§ **What you are asked to do**:
Find all the lines in the entries below that hold the word "Alpha" and copy them.

§ **The records**:
----------------------------------------

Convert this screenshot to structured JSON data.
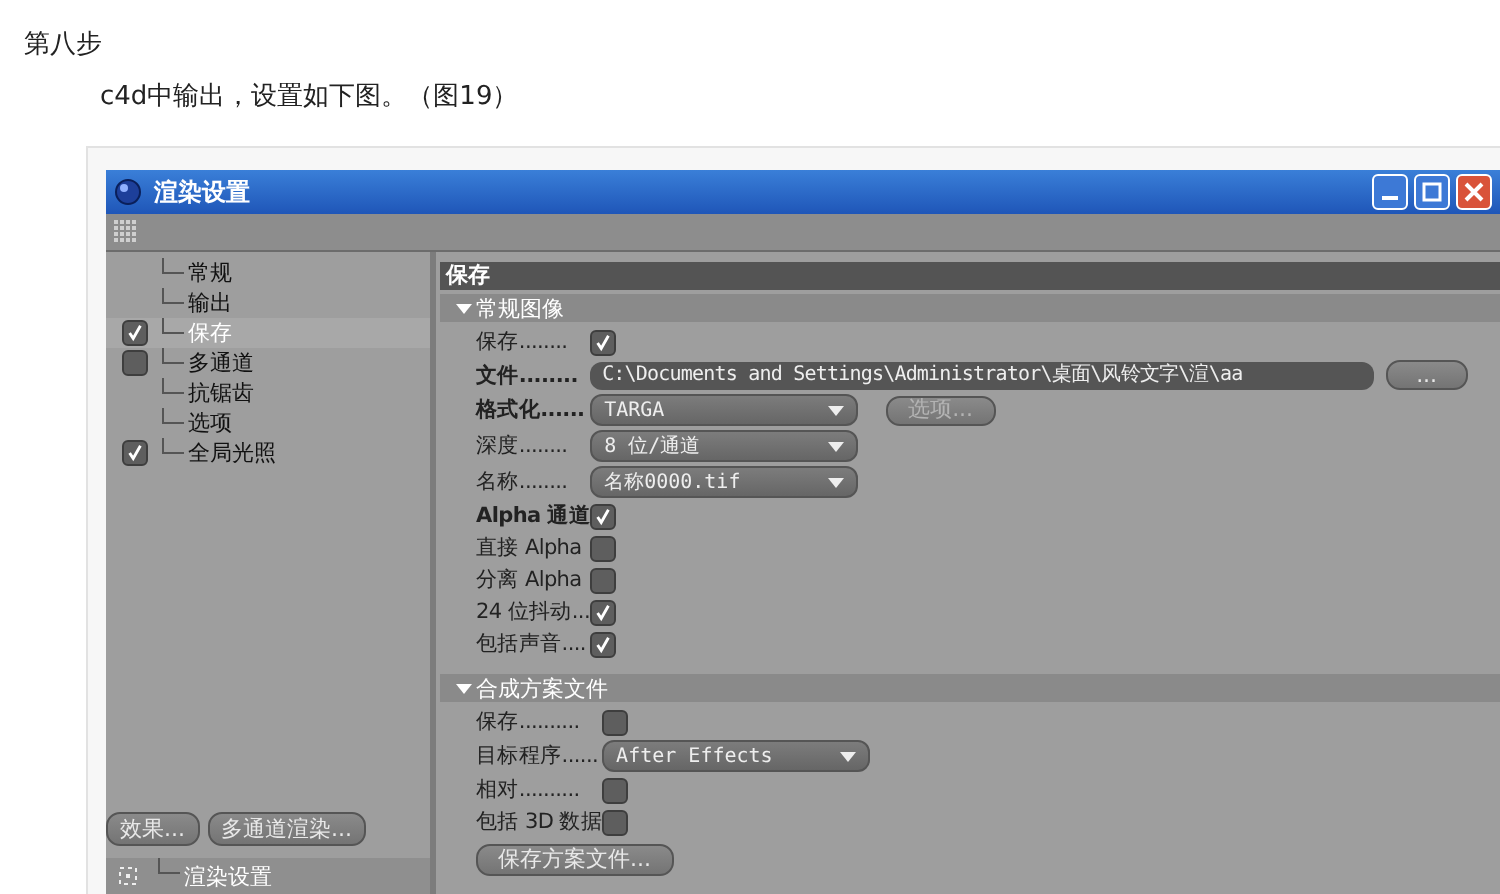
{
  "heading": "第八步",
  "caption": "c4d中输出，设置如下图。（图19）",
  "window": {
    "title": "渲染设置"
  },
  "sidebar": {
    "items": [
      {
        "label": "常规",
        "kind": "plain",
        "selected": false
      },
      {
        "label": "输出",
        "kind": "plain",
        "selected": false
      },
      {
        "label": "保存",
        "kind": "checkbox",
        "checked": true,
        "selected": true
      },
      {
        "label": "多通道",
        "kind": "checkbox",
        "checked": false,
        "selected": false
      },
      {
        "label": "抗锯齿",
        "kind": "plain",
        "selected": false
      },
      {
        "label": "选项",
        "kind": "plain",
        "selected": false
      },
      {
        "label": "全局光照",
        "kind": "checkbox",
        "checked": true,
        "selected": false
      }
    ],
    "buttons": [
      "效果...",
      "多通道渲染..."
    ],
    "status": "渲染设置"
  },
  "panel": {
    "title": "保存",
    "sections": [
      {
        "title": "常规图像",
        "expanded": true,
        "rows": [
          {
            "kind": "checkbox",
            "label": "保存........",
            "bold": false,
            "checked": true
          },
          {
            "kind": "path",
            "label": "文件........",
            "bold": true,
            "value": "C:\\Documents and Settings\\Administrator\\桌面\\风铃文字\\渲\\aa",
            "button": "..."
          },
          {
            "kind": "dropdown",
            "label": "格式化......",
            "bold": true,
            "value": "TARGA",
            "button": "选项...",
            "button_disabled": true
          },
          {
            "kind": "dropdown",
            "label": "深度........",
            "bold": false,
            "value": "8 位/通道"
          },
          {
            "kind": "dropdown",
            "label": "名称........",
            "bold": false,
            "value": "名称0000.tif"
          },
          {
            "kind": "checkbox",
            "label": "Alpha 通道",
            "bold": true,
            "checked": true
          },
          {
            "kind": "checkbox",
            "label": "直接 Alpha",
            "bold": false,
            "checked": false
          },
          {
            "kind": "checkbox",
            "label": "分离 Alpha",
            "bold": false,
            "checked": false
          },
          {
            "kind": "checkbox",
            "label": "24 位抖动...",
            "bold": false,
            "checked": true
          },
          {
            "kind": "checkbox",
            "label": "包括声音....",
            "bold": false,
            "checked": true
          }
        ]
      },
      {
        "title": "合成方案文件",
        "expanded": true,
        "rows": [
          {
            "kind": "checkbox",
            "label": "保存..........",
            "bold": false,
            "checked": false
          },
          {
            "kind": "dropdown",
            "label": "目标程序......",
            "bold": false,
            "value": "After Effects"
          },
          {
            "kind": "checkbox",
            "label": "相对..........",
            "bold": false,
            "checked": false
          },
          {
            "kind": "checkbox",
            "label": "包括 3D 数据",
            "bold": false,
            "checked": false
          },
          {
            "kind": "button",
            "label": "保存方案文件..."
          }
        ]
      }
    ]
  }
}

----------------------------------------

§ **Your response**:
            "label": "Alpha 通道",
            "label": "直接 Alpha",
            "label": "分离 Alpha",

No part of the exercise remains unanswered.